So how do you get on that gravy train? Do you even want to? First you need writing samples ready to go. Kent Haines discusses how Donald Glover got an email from the producer of 30 Rock one night (that happens to you too, right?) and sent over scripts he had ready to go.
As Donald tells it, he just got an email from the producer of 30 Rock asking to see some of his material. So Donald replied that night with two spec scripts and a bunch of his sketches, and he was hired almost immediately.
When I hear that story, it sounds like a classic overnight success, the sort of thing that could happen to anyone. But it couldn’t. Because Donald had two spec scripts just sitting on his hard drive. Two spec scripts that were good enough to impress the best writers on television. Sure, he got a great opportunity. But he only succeeded because he was ready.
And that’s the problem for me. Because I don’t have two spec scripts. I don’t even have one. If I got that email today, I would be absolutely unprepared to impress anyone with my writing skills.
Don't expect to put together a killer packet overnight either. TV writer Dan French talks about what you need to get hired in How Do I Get Your Job? Some excerpts:
So there aren't many jobs. Less than 100 total talk show jobs, maybe another 50 asundry game show jobs...
It's a good question, because, you see, comedy writers write. Every day. Hours on end. They generate piles and piles of useable, polished material. Comedy writers are obsessive about generating new material, with reworking old material. They have big comedy muscles that don't get tired from generating day after day after day, for hours on end...
I constantly get asked about what goes into a writing packet. The useless but most truthful answer is that it doesn’t matter as long as it's great. It can be sketches, top lists, jokes, columns, standup, etc. It doesn't matter so much what it is, just that it shows that you are drop dead, unquestionably, and forever funny...

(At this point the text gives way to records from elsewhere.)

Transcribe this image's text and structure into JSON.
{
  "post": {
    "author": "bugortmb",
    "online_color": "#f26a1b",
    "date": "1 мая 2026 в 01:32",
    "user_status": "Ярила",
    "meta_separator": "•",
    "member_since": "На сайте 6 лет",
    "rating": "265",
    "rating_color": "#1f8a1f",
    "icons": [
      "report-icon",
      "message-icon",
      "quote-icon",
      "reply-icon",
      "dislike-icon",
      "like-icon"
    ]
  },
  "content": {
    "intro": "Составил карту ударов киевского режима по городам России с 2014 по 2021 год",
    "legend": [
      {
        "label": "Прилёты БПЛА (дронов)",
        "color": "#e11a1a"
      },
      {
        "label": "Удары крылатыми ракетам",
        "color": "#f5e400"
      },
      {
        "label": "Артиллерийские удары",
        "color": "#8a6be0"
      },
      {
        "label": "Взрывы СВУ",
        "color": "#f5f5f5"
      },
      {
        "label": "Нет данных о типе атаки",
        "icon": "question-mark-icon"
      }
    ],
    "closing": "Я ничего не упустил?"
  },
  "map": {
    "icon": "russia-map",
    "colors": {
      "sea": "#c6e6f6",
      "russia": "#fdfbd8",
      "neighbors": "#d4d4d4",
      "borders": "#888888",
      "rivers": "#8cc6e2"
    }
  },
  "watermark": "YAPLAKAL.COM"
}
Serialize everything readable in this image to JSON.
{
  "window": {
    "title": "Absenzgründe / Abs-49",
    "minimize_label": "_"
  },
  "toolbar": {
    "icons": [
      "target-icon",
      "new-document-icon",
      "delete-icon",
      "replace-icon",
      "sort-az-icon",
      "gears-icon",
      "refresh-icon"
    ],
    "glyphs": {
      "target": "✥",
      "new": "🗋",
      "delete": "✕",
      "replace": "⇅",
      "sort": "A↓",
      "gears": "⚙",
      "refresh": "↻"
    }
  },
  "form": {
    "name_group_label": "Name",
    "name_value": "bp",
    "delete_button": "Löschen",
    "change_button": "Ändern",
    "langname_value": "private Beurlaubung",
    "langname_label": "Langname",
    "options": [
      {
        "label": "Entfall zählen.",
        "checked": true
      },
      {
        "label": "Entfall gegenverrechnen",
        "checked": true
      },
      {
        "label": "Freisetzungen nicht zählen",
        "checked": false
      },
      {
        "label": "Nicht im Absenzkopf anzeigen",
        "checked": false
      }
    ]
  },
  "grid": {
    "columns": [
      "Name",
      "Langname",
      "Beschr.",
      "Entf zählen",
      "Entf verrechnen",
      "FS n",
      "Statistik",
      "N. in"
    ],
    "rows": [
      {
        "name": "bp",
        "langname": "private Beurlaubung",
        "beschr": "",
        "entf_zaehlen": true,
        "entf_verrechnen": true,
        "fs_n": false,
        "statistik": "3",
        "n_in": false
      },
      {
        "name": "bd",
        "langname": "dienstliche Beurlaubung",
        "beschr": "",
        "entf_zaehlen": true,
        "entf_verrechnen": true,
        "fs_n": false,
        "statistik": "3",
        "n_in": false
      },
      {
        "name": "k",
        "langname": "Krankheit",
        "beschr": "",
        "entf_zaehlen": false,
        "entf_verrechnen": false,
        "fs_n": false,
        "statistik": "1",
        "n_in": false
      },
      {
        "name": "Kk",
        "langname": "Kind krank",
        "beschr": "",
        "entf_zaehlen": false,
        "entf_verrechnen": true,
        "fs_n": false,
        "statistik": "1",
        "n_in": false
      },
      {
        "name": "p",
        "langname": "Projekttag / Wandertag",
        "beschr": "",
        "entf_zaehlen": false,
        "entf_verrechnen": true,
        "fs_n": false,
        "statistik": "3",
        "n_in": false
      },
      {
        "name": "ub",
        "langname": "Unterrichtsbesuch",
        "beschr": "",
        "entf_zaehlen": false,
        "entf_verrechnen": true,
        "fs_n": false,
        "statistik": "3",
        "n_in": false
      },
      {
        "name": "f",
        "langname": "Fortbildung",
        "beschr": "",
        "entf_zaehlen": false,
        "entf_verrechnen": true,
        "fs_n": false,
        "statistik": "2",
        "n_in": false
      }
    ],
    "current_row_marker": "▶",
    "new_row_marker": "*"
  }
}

The honest part of putting together your writing sample is that you have to work on it not over the course of a weekend when someone asks to see your stuff, but every single week over the course of a couple of years. You want every joke to burst off the page. Those types of jokes don't come out in a week. They pop into your head once a month, if you're lucky.
By far the most common mistake I see beginning writers make is to not have great samples ready when asked. Instead, comics try to throw together stuff in a single night, and it comes out a mixed bag of weak jokes and strong jokes. It comes out not good enough to impress...
My writing packet is a result of four years of daily joke writing, all of which I've reworked and rewritten on my own hundreds of times, and which I've also shown to friends and professional writers who have given me suggestions and led me away from bad choices.
Sounds like a haul. And tough odds. But I guess that's true about most things worth doing in life.
Fwiw, The PIT in NYC offers classes on writing for late night shows.
Want to learn how to write for a late-night show like the ones hosted by Jay Leno, David Letterman, Conan O’Brien, Jimmy Kimmel, Craig Ferguson, and Jimmy Fallon? This class will teach you how. Through easy-to-understand instruction, writing exercises, and constructive feedback you'll learn how to craft monologue jokes, desk pieces, sketches, reality-based comedy segments, and more. This class will give you all the tools you need to put together a strong submission packet for the comedy-variety show of your choice. You'll also pick up skills you can use in writing comedy for game shows, reality shows, and other formats.
I heard someone mention once that you can find sample writing packets online. Anyone got a link?
Permalink | 11/02/2010